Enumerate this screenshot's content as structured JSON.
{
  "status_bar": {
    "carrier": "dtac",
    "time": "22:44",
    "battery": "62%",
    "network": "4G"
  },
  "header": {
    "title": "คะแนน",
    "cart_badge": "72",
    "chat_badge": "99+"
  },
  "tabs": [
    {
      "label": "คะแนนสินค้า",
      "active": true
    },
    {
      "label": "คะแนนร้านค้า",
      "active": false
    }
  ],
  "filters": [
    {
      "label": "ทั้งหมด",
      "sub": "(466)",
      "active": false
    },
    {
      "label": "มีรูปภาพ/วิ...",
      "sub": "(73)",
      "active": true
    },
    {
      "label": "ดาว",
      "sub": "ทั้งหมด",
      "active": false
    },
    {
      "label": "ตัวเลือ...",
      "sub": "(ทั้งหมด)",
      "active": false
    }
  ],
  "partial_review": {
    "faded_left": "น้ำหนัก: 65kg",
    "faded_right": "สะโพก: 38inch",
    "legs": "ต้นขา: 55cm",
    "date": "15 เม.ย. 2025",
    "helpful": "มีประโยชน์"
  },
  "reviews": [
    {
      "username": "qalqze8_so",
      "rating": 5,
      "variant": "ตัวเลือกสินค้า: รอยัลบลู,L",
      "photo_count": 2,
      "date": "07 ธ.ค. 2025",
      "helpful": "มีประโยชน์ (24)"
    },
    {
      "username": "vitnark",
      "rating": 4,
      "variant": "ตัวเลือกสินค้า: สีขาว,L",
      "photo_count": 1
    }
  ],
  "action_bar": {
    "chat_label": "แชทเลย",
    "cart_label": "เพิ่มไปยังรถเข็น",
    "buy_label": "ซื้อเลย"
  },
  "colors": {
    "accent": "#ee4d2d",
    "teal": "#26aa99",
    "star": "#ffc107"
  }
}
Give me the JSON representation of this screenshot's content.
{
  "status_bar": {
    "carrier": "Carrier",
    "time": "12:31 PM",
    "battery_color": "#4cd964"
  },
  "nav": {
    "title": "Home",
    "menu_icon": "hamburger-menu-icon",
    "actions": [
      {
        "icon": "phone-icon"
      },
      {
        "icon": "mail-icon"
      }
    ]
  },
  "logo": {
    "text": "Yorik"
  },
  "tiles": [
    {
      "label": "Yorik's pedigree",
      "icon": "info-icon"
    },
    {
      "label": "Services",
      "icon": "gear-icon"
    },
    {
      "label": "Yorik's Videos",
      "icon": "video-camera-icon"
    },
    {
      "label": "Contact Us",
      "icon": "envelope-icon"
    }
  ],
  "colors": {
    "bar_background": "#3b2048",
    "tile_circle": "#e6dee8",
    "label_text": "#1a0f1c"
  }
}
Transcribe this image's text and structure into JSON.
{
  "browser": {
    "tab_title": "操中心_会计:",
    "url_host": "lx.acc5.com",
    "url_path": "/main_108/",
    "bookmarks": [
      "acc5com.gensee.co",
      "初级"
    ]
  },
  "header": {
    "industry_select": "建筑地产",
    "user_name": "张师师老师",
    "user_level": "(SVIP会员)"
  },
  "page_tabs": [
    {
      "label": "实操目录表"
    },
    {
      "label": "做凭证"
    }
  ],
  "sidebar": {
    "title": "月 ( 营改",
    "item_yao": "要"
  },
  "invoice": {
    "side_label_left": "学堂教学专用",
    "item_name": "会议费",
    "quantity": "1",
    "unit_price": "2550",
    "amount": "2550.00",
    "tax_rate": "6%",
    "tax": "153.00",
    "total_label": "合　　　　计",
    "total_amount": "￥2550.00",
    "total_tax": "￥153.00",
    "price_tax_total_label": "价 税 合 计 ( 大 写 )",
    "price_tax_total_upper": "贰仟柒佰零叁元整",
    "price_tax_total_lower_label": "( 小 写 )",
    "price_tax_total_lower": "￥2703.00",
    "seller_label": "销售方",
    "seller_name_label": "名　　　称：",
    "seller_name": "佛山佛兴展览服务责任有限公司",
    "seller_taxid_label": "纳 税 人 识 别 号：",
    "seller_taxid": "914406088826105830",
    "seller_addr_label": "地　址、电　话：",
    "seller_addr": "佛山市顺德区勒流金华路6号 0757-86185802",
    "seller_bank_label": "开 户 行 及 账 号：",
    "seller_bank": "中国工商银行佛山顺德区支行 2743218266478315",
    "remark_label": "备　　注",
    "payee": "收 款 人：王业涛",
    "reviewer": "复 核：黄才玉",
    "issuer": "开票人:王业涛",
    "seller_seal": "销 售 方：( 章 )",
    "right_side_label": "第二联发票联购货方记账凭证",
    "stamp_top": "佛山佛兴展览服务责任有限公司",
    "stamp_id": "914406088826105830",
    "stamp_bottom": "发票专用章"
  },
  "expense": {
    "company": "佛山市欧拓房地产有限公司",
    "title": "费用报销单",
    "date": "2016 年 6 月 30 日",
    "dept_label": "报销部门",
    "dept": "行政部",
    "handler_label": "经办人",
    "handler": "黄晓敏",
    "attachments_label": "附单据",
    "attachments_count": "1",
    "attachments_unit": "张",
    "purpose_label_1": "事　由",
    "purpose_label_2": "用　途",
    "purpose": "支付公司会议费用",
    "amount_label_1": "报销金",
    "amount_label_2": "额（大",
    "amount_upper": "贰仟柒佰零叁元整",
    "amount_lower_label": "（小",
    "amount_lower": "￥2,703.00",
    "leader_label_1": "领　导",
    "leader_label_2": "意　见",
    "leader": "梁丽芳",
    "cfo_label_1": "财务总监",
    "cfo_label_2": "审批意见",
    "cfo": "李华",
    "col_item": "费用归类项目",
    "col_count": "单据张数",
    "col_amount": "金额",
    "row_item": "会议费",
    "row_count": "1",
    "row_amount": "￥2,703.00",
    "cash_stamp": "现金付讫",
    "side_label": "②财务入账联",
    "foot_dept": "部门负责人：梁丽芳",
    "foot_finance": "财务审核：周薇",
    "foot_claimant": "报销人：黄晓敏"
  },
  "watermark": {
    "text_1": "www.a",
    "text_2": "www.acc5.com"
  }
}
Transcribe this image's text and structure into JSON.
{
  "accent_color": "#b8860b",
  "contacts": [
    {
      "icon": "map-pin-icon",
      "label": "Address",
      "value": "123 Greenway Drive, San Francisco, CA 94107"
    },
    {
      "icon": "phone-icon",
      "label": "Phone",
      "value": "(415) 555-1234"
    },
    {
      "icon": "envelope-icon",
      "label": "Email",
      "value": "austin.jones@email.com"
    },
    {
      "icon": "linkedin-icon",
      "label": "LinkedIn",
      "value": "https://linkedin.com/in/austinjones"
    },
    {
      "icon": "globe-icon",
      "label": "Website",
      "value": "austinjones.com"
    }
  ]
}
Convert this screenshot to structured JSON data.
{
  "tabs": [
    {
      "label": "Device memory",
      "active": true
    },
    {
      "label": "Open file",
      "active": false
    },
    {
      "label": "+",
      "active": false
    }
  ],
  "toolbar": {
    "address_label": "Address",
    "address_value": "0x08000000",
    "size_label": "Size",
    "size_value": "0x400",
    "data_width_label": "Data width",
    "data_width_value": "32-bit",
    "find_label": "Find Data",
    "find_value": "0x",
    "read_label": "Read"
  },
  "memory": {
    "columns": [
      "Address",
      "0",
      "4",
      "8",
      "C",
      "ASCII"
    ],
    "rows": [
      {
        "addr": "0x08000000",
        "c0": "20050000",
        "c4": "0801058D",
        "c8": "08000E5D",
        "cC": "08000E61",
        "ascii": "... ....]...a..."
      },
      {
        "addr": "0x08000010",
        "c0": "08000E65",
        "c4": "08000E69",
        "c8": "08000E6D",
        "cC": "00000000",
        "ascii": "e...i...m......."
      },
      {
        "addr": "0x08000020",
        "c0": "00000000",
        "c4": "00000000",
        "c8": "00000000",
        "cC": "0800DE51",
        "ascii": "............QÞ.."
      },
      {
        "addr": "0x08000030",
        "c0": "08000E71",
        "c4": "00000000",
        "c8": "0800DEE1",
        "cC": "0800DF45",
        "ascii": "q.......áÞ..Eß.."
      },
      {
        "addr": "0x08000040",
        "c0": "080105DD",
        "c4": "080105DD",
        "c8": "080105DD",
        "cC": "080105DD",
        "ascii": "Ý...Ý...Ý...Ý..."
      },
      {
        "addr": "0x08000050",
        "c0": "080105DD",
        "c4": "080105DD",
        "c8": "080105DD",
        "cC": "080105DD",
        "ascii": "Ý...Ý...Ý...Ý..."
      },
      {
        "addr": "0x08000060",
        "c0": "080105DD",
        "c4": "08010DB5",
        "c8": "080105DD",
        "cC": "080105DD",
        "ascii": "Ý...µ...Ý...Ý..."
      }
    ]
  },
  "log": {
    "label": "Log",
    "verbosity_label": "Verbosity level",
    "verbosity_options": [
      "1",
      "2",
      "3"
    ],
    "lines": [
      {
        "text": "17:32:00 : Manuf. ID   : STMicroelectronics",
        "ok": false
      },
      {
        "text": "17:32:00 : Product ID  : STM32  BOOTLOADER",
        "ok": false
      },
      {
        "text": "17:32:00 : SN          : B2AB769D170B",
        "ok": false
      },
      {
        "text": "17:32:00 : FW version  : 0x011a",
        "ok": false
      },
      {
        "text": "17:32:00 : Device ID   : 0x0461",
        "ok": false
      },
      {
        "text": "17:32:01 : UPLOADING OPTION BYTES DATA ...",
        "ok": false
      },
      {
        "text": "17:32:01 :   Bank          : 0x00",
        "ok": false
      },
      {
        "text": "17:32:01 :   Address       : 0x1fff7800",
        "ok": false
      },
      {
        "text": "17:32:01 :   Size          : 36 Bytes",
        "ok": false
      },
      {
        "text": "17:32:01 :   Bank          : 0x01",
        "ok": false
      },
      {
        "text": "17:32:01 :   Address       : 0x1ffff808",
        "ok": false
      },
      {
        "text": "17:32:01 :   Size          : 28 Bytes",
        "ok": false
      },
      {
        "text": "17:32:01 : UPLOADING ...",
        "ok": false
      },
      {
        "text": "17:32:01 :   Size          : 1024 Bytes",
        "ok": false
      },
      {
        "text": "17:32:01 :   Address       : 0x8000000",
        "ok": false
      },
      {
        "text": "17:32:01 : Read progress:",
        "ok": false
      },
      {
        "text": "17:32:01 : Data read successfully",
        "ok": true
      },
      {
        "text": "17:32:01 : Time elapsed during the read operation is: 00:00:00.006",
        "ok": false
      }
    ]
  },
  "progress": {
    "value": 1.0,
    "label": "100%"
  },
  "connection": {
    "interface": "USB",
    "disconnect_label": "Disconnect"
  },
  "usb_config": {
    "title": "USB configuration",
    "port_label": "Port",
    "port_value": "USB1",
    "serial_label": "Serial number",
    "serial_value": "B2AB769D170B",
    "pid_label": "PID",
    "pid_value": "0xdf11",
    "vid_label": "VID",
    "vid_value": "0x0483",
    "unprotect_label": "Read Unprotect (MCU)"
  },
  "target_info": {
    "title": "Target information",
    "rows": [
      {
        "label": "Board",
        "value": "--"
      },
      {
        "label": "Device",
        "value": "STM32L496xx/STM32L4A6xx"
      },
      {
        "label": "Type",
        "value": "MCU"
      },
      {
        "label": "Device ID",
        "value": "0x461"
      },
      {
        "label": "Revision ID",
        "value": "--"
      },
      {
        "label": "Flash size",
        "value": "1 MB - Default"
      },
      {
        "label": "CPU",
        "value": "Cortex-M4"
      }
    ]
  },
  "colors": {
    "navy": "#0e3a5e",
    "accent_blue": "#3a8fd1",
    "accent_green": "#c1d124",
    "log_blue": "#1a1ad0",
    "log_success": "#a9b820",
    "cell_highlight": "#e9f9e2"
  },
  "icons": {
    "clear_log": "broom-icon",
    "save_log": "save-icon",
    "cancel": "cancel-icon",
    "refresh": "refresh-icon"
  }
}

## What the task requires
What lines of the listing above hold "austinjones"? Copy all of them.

## Response below
      "value": "https://linkedin.com/in/austinjones"
      "value": "austinjones.com"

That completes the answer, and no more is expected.